If you examine the articles, you will see that every single one has its sole authors, or included as authors with a small number of others, "William A. Dembski and Robert J. Marks II". So what we have here is a private publishing group for Dembski and Marks with no articles published that doesn’t include those names as authors.
Yet again we see an irony. The web page listing those five articles also lists 11 articles supporting ID that were published in OTHER journals. The articles listed go back as far as 1993 and they are published in what are really computer and mathematical journals rather than science journals. Yet they are referenced on the same web page. Therefore, if anything, those articles show that it is possible to get pro-ID articles published without requiring a specifically pro-ID journal.
Not surprisingly, The Discovery Institute has a list of published "ID friendly" articles (and books) at: http://www.discovery.org/a/2640 If we look at the articles listed we see that the total number of articles published since 2005 is…hold your breath…ONE! That single article is authored by our old friends, William A. Dembski and Robert J. Marks II. It is also mentioned in the previous resource – Evolutionary Informatics Lab. If we don’t count that article twice, then there are NO articles published since 2005.
A final list of published "ID friendly" articles can be found at http://biologicinstitute.org/research/
There are a total of 28 articles listed, going back to 1993. On average that’s less than two per year. ALL of the articles listed are from non-ID journals. They include the articles listed by the other ID references. At that site we see that the total articles published in either 2009 or 2010 is ZERO.

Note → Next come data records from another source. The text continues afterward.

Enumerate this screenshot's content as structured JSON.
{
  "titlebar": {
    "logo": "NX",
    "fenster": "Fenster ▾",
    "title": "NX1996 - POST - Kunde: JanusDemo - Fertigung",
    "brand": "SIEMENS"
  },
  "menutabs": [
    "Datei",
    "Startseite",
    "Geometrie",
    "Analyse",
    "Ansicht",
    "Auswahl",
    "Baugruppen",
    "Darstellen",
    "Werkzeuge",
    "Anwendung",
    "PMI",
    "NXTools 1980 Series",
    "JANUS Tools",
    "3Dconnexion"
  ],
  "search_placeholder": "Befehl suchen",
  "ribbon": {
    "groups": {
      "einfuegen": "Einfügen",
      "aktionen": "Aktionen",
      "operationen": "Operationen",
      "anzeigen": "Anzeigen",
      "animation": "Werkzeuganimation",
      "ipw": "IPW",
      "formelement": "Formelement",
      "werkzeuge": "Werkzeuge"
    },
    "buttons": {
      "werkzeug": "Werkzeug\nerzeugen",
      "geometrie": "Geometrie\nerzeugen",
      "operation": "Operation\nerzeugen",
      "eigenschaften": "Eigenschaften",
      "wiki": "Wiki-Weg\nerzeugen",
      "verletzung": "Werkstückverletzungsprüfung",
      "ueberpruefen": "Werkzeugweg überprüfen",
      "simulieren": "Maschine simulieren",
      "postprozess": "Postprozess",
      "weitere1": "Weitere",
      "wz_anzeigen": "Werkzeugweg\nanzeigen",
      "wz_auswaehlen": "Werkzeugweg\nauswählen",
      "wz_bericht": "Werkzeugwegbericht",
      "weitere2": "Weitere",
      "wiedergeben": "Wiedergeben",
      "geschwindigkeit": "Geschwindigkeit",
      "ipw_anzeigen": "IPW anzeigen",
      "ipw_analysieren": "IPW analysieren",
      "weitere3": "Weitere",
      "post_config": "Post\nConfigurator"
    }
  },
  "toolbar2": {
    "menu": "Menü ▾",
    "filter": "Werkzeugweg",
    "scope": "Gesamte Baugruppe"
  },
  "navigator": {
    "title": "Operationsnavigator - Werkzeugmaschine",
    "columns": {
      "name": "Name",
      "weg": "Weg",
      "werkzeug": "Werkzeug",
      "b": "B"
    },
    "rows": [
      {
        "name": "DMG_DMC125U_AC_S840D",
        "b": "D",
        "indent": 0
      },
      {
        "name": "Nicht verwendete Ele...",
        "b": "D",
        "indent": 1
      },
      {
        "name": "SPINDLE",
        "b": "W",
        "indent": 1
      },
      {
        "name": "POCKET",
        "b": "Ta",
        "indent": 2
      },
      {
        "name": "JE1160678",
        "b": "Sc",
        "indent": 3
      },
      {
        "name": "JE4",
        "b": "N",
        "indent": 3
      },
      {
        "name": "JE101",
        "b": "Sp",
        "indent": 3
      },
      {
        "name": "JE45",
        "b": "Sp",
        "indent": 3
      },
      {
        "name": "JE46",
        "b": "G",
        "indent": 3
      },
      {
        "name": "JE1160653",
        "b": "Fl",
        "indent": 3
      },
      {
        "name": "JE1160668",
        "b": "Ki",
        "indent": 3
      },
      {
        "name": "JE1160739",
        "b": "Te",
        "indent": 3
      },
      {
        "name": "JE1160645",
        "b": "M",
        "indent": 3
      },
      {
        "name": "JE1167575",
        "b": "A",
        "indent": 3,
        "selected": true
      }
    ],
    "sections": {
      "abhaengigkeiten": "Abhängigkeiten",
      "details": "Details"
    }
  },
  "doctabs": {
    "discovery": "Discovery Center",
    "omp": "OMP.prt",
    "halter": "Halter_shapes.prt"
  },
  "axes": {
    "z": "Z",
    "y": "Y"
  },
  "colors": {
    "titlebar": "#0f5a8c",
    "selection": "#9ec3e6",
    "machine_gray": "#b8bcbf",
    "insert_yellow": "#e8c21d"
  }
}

Moreover if you read the abstracts for the articles you see that any references to ID are nonexistent. The abstract for the oldest article – from 1993 – which is referenced from a number of these references, is shown below.

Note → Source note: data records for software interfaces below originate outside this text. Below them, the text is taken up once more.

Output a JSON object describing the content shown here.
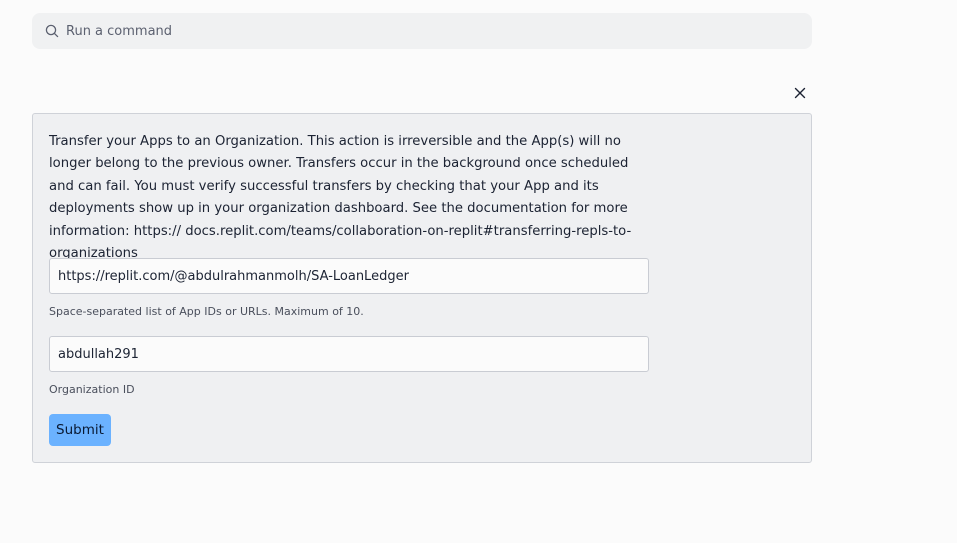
{
  "command_bar": {
    "placeholder": "Run a command",
    "icon": "search-icon"
  },
  "dialog": {
    "close_icon": "close-icon",
    "description": "Transfer your Apps to an Organization. This action is irreversible and the App(s) will no longer belong to the previous owner. Transfers occur in the background once scheduled and can fail. You must verify successful transfers by checking that your App and its deployments show up in your organization dashboard. See the documentation for more information: https:// docs.replit.com/teams/collaboration-on-replit#transferring-repls-to-organizations",
    "apps_field": {
      "value": "https://replit.com/@abdulrahmanmolh/SA-LoanLedger",
      "hint": "Space-separated list of App IDs or URLs. Maximum of 10."
    },
    "org_field": {
      "value": "abdullah291",
      "hint": "Organization ID"
    },
    "submit_label": "Submit"
  },
  "colors": {
    "accent": "#6bb2ff",
    "panel_bg": "#eff0f2",
    "page_bg": "#fbfbfb"
  }
}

“Kinesin light chain (KLC) complexes with the kinesin heavy chain (KHC) to form native kinesin. Proposed functions of KLC include coupling of cargo to KHC or modulation of KHC ATPase activity. In this paper we use the KHC tail, which binds specifically to KLC in blot overlays, as a probe to clone a cDNA encoding KLC from a Drosophila expression library. The identified clone encodes a protein with 70% amino acid identity to rat KLC. Drosophila KLC is predicted to form an alpha-helical coiled-coil between residues 34 and 129, followed by five imperfect tandem repeats of unknown function and a sixth shorter motif. These repeats are highly conserved across species. The Drosophila KLC gene is located at 69D on the third chromosome and is widely expressed, with 1.8-kb transcripts in most tissues, and slightly smaller transcripts in gonads. Finally, we present evidence that the heptad repeats of KLC are required for interaction with the KHC tail. Since the KHC tail used in our assay includes about 20 heptad repeats, this result suggests that KHC and KLC interact via coiled-coils. Such an interaction could provide stability to the KHC-KLC complex in vivo.”
That’s obviously very technical, but any reference to ID is not obvious. Are DNA repeats that “are highly conserved across species” evidence for ID? If so, there is nothing in the abstract to make us come to that conclusion.

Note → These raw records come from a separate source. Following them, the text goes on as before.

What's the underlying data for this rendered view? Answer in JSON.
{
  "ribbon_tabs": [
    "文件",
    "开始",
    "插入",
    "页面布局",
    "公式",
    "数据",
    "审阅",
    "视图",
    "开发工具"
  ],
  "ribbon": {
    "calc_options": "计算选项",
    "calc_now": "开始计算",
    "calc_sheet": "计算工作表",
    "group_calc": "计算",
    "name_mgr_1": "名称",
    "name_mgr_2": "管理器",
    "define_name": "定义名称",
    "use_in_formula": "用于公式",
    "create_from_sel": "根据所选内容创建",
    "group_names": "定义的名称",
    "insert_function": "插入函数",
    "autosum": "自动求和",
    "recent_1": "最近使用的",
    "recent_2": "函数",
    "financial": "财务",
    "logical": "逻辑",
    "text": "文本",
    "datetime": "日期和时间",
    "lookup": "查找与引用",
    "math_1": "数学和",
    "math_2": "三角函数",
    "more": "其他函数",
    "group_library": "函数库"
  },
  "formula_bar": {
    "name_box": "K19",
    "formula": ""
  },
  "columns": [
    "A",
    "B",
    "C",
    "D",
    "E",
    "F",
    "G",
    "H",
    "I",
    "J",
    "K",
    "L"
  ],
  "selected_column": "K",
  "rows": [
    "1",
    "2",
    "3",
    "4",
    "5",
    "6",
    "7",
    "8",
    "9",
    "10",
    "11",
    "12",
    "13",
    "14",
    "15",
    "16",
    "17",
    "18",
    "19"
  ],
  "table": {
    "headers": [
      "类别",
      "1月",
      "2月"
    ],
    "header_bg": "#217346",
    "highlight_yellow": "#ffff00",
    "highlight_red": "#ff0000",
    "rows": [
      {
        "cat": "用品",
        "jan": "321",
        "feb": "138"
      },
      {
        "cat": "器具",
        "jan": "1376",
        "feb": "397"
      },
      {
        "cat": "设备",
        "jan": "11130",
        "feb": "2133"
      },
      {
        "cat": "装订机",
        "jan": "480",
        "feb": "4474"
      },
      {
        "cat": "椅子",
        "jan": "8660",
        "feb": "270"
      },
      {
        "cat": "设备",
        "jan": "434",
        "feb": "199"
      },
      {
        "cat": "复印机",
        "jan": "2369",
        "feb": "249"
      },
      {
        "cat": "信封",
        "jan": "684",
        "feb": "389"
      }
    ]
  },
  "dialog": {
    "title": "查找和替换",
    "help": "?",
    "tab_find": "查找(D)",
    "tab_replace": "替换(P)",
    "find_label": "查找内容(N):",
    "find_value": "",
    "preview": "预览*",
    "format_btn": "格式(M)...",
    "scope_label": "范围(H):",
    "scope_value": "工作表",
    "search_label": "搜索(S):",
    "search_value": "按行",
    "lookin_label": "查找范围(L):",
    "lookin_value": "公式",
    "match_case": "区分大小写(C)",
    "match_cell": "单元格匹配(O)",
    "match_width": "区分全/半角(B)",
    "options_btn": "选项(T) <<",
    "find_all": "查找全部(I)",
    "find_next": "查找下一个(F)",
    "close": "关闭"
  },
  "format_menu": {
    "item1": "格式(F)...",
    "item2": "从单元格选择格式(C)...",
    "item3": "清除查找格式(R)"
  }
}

If, in fact, the articles are pro-ID, you wouldn’t know it from the abstracts.
It appears that the authors of the articles are pro-ID, even if the articles themselves are not. For example, six of the articles listed list Dr. Guillermo Gonzalez – an alleged victim of anti-ID bias – as the author. But the articles themselves apparently don’t discuss ID. That fact argues against the claims of the ID advocates. The article shouldn’t be listed as pro-ID because they don’t discuss ID. Moreover, anti-ID discrimination is not so significant if ID advocates can have articles printed in mainstream journals.
So we can safely conclude:
There are very, very few pro-ID articles printed even if you include ID-friendly journals.
It is clear that the argument that ID is not science because no one is publishing ID friendly articles is quite valid.